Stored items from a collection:
******

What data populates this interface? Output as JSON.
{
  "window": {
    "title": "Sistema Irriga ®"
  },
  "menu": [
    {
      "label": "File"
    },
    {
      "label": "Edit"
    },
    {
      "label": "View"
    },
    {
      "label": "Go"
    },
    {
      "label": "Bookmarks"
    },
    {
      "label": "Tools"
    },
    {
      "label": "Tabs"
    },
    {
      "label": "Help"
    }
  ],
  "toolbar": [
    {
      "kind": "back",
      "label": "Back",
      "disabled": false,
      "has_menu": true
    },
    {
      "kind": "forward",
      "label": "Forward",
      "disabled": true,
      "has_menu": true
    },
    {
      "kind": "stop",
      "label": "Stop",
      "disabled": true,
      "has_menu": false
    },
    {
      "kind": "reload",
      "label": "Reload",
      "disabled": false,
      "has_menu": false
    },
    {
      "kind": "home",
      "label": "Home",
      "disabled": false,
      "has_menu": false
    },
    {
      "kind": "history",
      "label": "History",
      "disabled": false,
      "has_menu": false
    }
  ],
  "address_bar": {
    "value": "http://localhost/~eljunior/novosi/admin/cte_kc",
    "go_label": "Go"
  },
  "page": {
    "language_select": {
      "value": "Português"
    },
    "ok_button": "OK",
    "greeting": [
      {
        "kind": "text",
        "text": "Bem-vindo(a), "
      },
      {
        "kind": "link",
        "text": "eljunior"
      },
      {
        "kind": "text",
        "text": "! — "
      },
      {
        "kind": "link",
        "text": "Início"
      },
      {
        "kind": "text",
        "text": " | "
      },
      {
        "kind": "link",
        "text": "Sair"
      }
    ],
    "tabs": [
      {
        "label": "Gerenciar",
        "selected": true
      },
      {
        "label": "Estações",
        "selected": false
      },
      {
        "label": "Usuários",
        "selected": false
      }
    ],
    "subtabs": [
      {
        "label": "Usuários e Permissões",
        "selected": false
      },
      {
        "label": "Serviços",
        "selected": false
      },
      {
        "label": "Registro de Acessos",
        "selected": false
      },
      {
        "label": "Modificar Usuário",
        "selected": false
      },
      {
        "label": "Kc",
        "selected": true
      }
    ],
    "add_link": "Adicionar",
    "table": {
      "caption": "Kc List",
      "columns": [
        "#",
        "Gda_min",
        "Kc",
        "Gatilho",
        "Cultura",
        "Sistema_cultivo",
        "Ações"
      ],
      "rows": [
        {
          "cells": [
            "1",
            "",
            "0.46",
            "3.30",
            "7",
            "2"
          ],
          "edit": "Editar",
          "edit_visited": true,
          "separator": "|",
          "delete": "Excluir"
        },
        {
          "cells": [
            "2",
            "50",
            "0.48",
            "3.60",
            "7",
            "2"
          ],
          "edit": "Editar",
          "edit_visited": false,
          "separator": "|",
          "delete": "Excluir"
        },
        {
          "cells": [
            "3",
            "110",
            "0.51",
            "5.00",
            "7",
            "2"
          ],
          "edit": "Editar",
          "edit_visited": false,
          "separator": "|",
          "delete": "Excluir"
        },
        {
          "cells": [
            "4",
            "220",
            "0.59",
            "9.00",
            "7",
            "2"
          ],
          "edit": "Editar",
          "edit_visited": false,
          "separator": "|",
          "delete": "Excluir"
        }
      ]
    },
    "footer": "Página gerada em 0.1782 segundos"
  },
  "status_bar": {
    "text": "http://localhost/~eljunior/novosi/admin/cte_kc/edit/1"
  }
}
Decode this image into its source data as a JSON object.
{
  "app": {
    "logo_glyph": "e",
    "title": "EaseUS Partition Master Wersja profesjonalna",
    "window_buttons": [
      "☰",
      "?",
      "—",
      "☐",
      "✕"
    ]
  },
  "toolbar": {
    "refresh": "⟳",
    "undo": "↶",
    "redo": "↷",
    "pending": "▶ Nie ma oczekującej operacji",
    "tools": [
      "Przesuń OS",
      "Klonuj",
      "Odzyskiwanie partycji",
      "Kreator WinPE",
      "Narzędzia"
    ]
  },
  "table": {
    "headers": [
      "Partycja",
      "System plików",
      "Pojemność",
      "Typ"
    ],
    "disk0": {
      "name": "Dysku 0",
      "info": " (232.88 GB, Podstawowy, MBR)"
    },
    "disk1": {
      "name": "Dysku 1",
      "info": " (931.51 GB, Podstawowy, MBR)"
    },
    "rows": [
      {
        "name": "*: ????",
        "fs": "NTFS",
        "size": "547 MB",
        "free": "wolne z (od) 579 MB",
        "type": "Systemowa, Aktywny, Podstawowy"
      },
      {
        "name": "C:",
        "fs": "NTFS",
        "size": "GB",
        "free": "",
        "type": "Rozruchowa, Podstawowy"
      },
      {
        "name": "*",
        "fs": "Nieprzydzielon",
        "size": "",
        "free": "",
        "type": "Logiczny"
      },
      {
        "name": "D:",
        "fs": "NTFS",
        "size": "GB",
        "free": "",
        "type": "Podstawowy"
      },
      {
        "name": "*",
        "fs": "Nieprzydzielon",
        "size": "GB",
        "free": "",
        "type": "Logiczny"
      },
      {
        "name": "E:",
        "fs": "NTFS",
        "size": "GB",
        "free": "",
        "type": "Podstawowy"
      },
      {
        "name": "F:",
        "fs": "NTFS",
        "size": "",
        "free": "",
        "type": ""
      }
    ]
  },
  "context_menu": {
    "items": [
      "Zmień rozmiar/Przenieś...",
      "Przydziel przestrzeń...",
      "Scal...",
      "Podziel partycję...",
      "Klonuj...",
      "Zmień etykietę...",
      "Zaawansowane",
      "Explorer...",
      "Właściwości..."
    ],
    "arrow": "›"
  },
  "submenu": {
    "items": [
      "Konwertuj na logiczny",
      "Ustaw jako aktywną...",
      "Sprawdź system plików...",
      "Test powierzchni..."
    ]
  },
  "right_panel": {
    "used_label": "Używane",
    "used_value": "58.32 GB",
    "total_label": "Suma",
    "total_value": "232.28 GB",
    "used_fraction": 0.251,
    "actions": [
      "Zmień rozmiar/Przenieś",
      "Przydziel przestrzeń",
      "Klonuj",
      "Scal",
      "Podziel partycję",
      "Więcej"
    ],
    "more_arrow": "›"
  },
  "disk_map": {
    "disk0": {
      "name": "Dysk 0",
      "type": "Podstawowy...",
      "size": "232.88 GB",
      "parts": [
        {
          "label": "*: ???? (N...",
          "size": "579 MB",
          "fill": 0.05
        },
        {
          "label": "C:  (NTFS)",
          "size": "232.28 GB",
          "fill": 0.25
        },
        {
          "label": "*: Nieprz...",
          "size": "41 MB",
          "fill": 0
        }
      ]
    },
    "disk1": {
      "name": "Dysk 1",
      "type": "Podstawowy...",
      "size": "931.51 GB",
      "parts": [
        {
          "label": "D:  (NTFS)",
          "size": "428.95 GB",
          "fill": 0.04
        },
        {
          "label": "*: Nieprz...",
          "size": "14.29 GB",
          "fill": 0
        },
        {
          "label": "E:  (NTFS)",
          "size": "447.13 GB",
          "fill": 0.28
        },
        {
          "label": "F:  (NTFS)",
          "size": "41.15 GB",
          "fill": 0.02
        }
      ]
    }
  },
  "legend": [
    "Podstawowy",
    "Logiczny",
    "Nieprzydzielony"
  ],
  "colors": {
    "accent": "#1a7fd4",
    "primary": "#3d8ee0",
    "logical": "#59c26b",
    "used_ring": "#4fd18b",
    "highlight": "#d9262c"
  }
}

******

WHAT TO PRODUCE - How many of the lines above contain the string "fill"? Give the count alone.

ANSWER TO THIS EXERCISE - 7